* **TASK ITEM**: In the material below, find each line with the string "this" and copy it.

* **EXCERPTED DATA**:
.....

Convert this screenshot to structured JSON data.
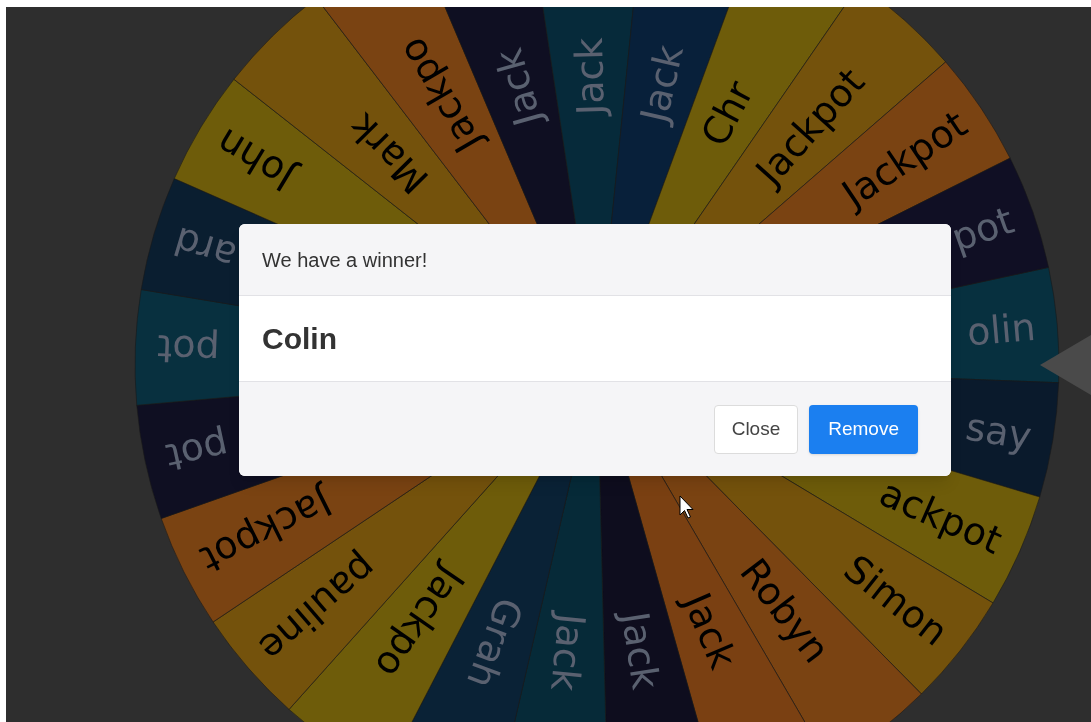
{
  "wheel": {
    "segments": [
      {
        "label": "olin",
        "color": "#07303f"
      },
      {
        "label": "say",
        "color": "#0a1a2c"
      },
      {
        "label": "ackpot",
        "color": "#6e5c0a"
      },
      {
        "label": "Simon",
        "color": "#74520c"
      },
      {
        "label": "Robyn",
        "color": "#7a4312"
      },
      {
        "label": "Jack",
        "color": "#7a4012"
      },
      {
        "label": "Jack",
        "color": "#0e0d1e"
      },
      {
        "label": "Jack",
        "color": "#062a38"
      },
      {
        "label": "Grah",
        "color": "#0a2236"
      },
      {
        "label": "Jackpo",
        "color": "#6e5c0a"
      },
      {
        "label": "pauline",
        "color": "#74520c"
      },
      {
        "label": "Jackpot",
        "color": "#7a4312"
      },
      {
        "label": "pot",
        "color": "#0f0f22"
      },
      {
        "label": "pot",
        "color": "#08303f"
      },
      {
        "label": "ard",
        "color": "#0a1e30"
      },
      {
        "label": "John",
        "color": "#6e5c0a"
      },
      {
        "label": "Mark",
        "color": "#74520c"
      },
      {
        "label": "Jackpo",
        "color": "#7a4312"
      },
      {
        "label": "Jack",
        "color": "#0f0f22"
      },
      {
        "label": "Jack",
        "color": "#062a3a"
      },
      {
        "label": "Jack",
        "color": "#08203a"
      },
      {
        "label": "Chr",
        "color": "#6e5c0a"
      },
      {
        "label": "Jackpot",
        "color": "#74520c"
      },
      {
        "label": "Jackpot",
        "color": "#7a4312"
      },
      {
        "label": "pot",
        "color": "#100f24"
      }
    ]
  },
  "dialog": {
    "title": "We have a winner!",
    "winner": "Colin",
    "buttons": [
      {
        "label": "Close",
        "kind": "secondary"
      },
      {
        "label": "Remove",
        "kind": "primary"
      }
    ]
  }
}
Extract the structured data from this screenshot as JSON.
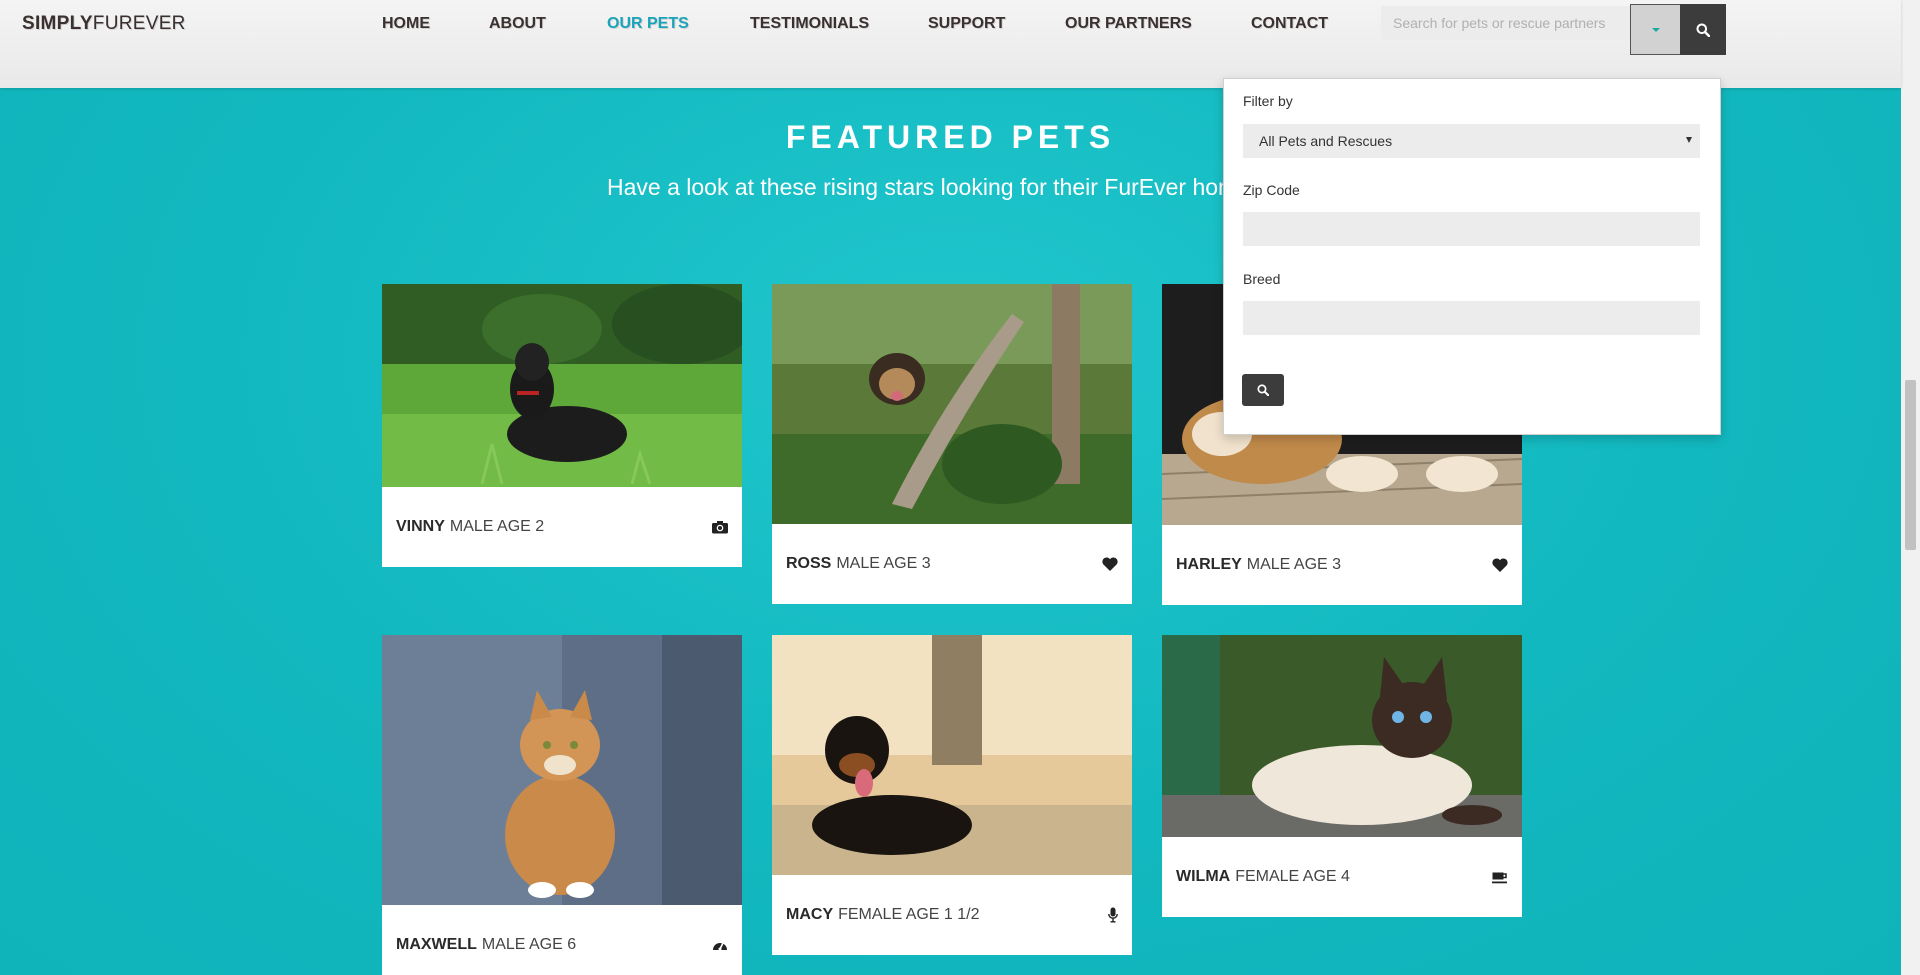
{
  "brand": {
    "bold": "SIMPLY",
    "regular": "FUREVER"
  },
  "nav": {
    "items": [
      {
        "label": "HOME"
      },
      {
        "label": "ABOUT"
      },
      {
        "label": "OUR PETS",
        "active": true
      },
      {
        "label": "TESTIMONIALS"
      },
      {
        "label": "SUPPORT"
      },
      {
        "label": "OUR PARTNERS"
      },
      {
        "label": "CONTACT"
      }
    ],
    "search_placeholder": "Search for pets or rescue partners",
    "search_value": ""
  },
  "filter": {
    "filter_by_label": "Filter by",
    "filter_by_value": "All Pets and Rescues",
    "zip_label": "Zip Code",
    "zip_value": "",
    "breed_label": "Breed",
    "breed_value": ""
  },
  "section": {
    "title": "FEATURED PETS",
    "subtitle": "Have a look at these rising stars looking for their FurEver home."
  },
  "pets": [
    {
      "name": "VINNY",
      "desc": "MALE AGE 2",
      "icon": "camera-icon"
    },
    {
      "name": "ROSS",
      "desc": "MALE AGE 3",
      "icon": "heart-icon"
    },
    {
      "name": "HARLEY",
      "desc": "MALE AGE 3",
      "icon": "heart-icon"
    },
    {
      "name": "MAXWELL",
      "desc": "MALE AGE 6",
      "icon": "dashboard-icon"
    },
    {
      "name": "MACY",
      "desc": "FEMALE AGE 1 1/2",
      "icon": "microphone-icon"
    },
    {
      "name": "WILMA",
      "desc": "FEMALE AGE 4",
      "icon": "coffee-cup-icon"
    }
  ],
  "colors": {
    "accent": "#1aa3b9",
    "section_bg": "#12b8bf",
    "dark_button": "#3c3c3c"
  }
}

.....

* **ANSWER AREA**:
Convert this screenshot to structured JSON data.
Extract the structured data from this screenshot as JSON.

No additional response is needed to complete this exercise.